Raise your hand if 10 years ago you expected Alabama to have the reigning offensive player of the year playing quarterback after his true freshman campaign, and that quarterback to have his job called into question all offseason. This, despite running the regular season table, winning a national semifinal and leading a go-ahead touchdown drive late in the national title game before another, more experienced quarterback made some magic.
Put your hand down. No you didn't.
Not coach Nick Saban. Not Alabama. Not a defensive-minded coach running a defensive-minded team that prides itself on being old-school.
Welcome to the new age of Alabama football, an age ushered in by Saban -- a reluctant "offensive visionary."
Jalen Hurts led his team to within one second of a national title as the first true freshman, full-time starting quarterback in Alabama history, earning the top offensive honors in the SEC and a spot on a regional cover of Sports Illustrated in December in the process. Yet, true freshman Tua Tagovailoa is enough of a factor that Saban had to hop up on his soapbox and shoot down thoughts of a quarterback controversy in the smaller TV room at SEC Media Days earlier this month.
"We're not going to tolerate people making stuff up just to create interest," Saban said. "Which I understand and respect that's your job, but it's not going to happen...I was waiting for that one, man. That was like a hanging curveball."
Rule of thumb: Don't ask Nick Saban about a "QB Controversy".#SECMediaDays17 @WBRZ pic.twitter.com/sKJ9xmLV2k— Mike Gaither (@MikeGaitherTV) July 12, 2017
If you think Saban seemed annoyed with that question, well, you're right. He was.
But he also should take it as a compliment, because he's the reason he got it.
Instead of a caretaker -- which was the case under former signal-callers John Parker Wilson, Greg McElroy and AJ McCarron -- Alabama's quarterback is required to be a difference-maker. That's directly tied to the rise of exotic offense, rules slanted to favor those offenses and Saban's admission that things aren't like they used to be.
"It's exciting," Saban said of the offensive explosion in college football at spring meetings earlier this year. "We score, like, 40 more points per game than we used to (slight exaggeration). Our 2011 team gave up eight points per game. The best defenses in the country give up twice that much now. It's going to continue to go that way."

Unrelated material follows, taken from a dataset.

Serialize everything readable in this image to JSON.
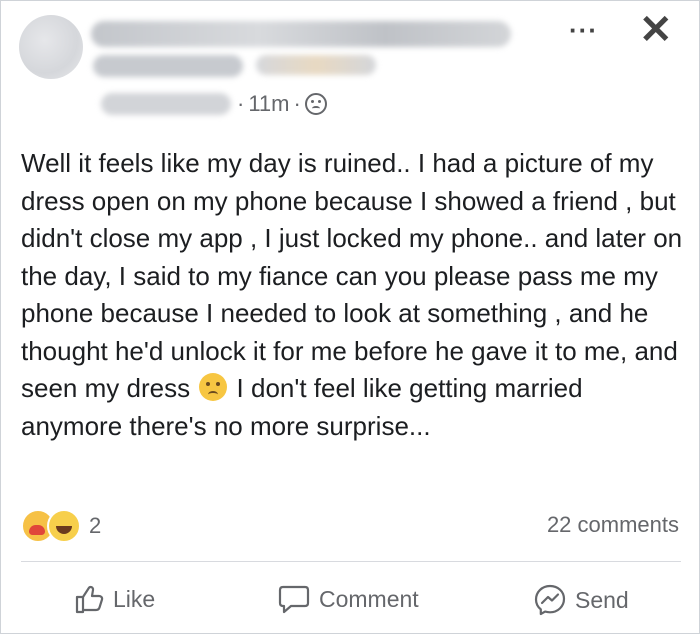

That's why it seems like Hurts' inaugural season that included 2,780 passing yards, 23 touchdowns, 954 rushing yards and 13 rushing touchdowns wasn't good enough. That's why it's a stated mandate that Hurts become a more explosive downfield passer under new coordinator Brian Daboll, or he'll run the risk of Tagovailoa stealing snaps. That's why Saban has set out to create a new-school offense with an old-school twist.
"The players have really responded to [Daboll] well," Saban said at SEC Media Days. "He's got a great personality. I think he's exactly what we're looking for in terms of helping us redevelop a pro-style passing attack that would go with the athleticism with some of the spread offense that we've used with Jalen and our other quarterbacks, which helped us tremendously."
While fighting against tempo and championing true enforcement of illegal linemen downfield rules in an effort to slow the rise of run-pass option offenses, Saban humbled himself. He chose to find the best athletes who have downfield passing potential, rather than using arm talent as the primary barometer.
That brings us to today, when questions about the upside of the defending SEC Offensive Player of the Year have been prevalent before, during and after Tagovailoa threw for 313 yards and three touchdowns with the twos in the Alabama spring game. Evidently Hurts' 301 yards, two touchdowns and 14 wins as a true freshman aren't good enough for the fan base and the college football world.
Saban is right. This isn't an age where defense wins championships anymore. "Just enough" defense wins championships. The definition of "just enough" varies based on the style of offense both teams trot out between the white lines.
Publicly, Saban is annoyed.
Privately, though, he'll likely sit back in his office, push the button that closes the door to his office and crack a rare smile.
His reluctant vision has become Alabama's reality and the rest of the SEC's nightmare.